As the new school year gets up and running, so too does fall sports. With that comes the associated injuries. One of the most common of these are various degrees of ankle sprains.
These sprains account for 20% of all sports injuries in the United States, and often result from “rolling” or inverting the ankle. Many ankle sprains go either untreated or mistreated, which can lead to long term instability and arthritis. It is important to have an ankle sprain evaluated by a foot and ankle specialist, as a full evaluation and treatment plan is essential for better outcomes.
First, it is important to have an understanding of the ankle stabilizing ligaments. The joint is stabilized by four main ligaments, the anterior talofibular ligament (ATFL), calcaneofibular ligament (CFL), the deltoid ligament, and the high ankle ligament complex, also called the syndesmosis. When the ankle is injured or “rolls,” the lateral ankle ligament complex is stretched and in some cases ligaments will rupture. Depending on the severity of sprain, one or multiple of these ligaments can be involved, with the ATFL being by far the most common.
Symptoms of an ankle sprain include pain, significant swelling, bruising, difficulty bearing weight on the limb, and stiffness of the ankle. There are four main reasons you should be evaluated promptly by a foot and ankle surgeon after an ankle sprain.
- An untreated ankle sprain or multiple sprains can lead to chronic ankle instability, a condition characterized by chronic pain of the ankle and the feeling of the ankle being unstable or “giving way.”
- Fractures of the ankle often occur via similar injury mechanisms of sprains. Is is important to have a radiographic evaluation to rule out any underlying fractures
- An ankle sprain can also be accompanied by foot injuries that, if gone untreated can lead to chronic pain or arthritis
- Functional rehabilitation of a sprained ankle should begin right away under the care of a physician.

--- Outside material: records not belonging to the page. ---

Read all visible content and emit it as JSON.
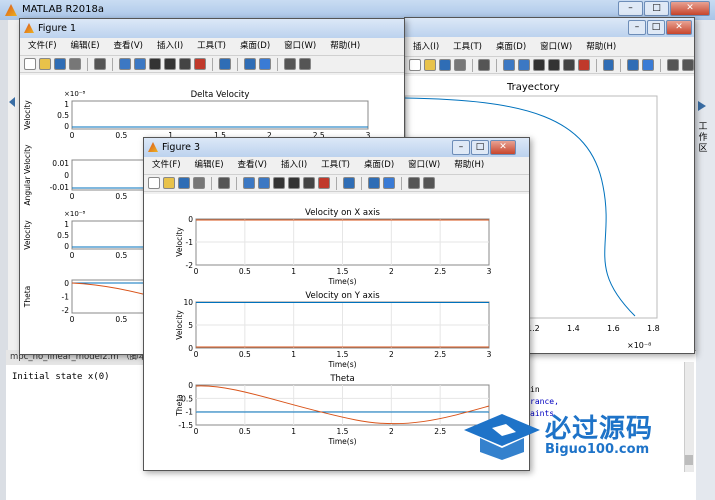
{
  "app": {
    "title": "MATLAB R2018a"
  },
  "side_panel_label": "工作区",
  "editor": {
    "tab_label": "mpc_no_linear_model2.m （脚本）",
    "line1": "Initial state x(0)",
    "frag1": "in",
    "frag2": "rance,",
    "frag3": "aints"
  },
  "menu": [
    "文件(F)",
    "编辑(E)",
    "查看(V)",
    "插入(I)",
    "工具(T)",
    "桌面(D)",
    "窗口(W)",
    "帮助(H)"
  ],
  "fig_back": {
    "title": "",
    "plot_title": "Trayectory",
    "x_ticks": [
      "1.2",
      "1.4",
      "1.6",
      "1.8"
    ],
    "x_exponent": "×10⁻⁸",
    "curve_color": "#0072bd"
  },
  "fig1": {
    "title": "Figure 1",
    "axes": [
      {
        "title": "Delta Velocity",
        "ylabel": "Velocity",
        "yticks": [
          "1",
          "0.5",
          "0"
        ],
        "exponent": "×10⁻⁸"
      },
      {
        "title": "",
        "ylabel": "Angular Velocity",
        "yticks": [
          "0.01",
          "0",
          "-0.01"
        ],
        "exponent": ""
      },
      {
        "title": "",
        "ylabel": "Velocity",
        "yticks": [
          "1",
          "0.5",
          "0"
        ],
        "exponent": "×10⁻⁸"
      },
      {
        "title": "",
        "ylabel": "Theta",
        "yticks": [
          "0",
          "-1",
          "-2"
        ],
        "exponent": ""
      }
    ],
    "xticks": [
      "0",
      "0.5",
      "1",
      "1.5",
      "2",
      "2.5",
      "3"
    ],
    "legend_frag1": "Velocity",
    "legend_frag2": "Angular Velocity"
  },
  "fig3": {
    "title": "Figure 3",
    "xlabel": "Time(s)",
    "xticks": [
      "0",
      "0.5",
      "1",
      "1.5",
      "2",
      "2.5",
      "3"
    ],
    "axes": [
      {
        "title": "Velocity on X axis",
        "ylabel": "Velocity",
        "yticks": [
          "0",
          "-1",
          "-2"
        ]
      },
      {
        "title": "Velocity on Y axis",
        "ylabel": "Velocity",
        "yticks": [
          "10",
          "5",
          "0"
        ]
      },
      {
        "title": "Theta",
        "ylabel": "Theta",
        "yticks": [
          "0",
          "-0.5",
          "-1",
          "-1.5"
        ]
      }
    ],
    "series_colors": {
      "blue": "#0072bd",
      "orange": "#d95319"
    }
  },
  "watermark": {
    "cn": "必过源码",
    "url": "Biguo100.com"
  }
}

Delayed care for an ankle sprain can lead to a delayed healing timeline or cause the sprain to not heal properly.
Treatment for most ankle sprains include an initial period of immobilization to allow swelling, bruising, and pain to subside. During this period of immobilization, icing, rest, compression, and elevation are typically recommended to help expedite this process. After a period of immobilization, bracing and progression to physical therapy may be recommended, with an emphasis on proprioceptive retraining. After an ankle sprain, the body’s ability to detect the ankle rolling and correct for this is dampened, making patients more prone to chronic ankle sprains. Therapy to work on strengthening the surrounding musculature and the foot's ability to correct for inversion motion can help prevent further sprains and prevent the sequela of long term ankle instability.
In severe sprains, the syndesmosis can be injured. Often termed a “high ankle sprain,” these sprains are more severe because they affect the stabilizing ligament between the tibia and fibula. In cases of high ankle sprains, sometimes prolonged immobilization is required, or in severe cases, surgical stabilization of the syndesmosis is required. These sprains are imperative to catch, as allowing these to go untreated can lead to quite rapid progression of ankle arthritis.
If you have suffered numerous ankle sprains in the past and experience feelings of instability or weakness of the ankle, it is also important to be evaluated by a foot and ankle surgeon, as stabilization of these ligaments can significantly decrease pain and improve stability.
If you suffer any form of an ankle sprain or experience chronic ankle instability, call us at Castle Rock Foot & Ankle Care, we make an effort to see trauma and sprains in a timely manner to get you back on track towards return to full function as quickly as possible!